##### Data excerpts

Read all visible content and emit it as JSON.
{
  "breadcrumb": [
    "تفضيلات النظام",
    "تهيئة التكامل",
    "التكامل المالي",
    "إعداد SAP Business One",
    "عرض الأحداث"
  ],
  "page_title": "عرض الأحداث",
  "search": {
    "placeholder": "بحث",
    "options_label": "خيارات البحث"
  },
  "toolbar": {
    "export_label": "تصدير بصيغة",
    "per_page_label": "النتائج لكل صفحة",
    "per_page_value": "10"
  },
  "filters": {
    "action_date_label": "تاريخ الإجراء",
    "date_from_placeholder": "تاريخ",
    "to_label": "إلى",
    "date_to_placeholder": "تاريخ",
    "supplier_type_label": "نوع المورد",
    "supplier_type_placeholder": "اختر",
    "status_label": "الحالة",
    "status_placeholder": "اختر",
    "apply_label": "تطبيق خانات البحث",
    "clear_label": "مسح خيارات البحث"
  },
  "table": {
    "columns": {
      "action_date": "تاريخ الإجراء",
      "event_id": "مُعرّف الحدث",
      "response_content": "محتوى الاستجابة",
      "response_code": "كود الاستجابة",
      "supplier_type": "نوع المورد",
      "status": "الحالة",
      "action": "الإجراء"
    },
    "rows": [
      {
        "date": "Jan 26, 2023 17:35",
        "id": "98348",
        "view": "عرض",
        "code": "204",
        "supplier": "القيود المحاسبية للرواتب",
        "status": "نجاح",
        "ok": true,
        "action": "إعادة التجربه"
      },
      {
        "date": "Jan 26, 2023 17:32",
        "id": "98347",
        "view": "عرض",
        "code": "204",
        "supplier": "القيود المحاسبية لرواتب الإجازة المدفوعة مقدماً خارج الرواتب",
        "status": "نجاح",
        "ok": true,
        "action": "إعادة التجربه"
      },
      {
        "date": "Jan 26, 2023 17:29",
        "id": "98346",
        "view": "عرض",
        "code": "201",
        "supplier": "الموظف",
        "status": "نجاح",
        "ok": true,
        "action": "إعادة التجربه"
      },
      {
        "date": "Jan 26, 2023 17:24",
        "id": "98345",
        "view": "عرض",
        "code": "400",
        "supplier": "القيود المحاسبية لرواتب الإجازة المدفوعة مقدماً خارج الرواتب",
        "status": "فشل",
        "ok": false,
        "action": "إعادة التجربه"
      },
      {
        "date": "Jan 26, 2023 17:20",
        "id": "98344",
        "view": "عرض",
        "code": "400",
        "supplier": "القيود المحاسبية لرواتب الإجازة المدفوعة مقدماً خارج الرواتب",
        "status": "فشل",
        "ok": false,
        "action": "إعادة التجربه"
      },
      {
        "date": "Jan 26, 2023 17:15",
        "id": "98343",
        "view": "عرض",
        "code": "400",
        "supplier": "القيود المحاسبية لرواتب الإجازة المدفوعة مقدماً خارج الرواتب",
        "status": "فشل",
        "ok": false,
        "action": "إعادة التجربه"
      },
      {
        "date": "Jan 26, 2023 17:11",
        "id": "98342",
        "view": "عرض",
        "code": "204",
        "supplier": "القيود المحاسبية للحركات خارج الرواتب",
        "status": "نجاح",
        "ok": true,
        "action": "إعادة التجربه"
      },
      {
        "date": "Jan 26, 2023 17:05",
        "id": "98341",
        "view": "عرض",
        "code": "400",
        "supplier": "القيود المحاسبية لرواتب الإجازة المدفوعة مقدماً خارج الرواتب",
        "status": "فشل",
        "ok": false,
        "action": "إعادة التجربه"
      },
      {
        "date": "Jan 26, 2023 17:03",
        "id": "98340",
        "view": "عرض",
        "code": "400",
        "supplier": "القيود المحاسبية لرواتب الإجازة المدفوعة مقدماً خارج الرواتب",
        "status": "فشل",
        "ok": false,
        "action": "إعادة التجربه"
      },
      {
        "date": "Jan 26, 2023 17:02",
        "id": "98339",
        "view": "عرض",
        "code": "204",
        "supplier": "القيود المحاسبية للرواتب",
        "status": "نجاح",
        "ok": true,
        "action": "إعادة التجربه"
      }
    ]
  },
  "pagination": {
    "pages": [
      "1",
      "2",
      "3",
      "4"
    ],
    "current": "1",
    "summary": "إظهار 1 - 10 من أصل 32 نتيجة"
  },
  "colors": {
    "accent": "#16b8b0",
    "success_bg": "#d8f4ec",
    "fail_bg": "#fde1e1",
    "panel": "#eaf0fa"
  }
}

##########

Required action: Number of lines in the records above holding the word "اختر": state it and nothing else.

Task answer: 2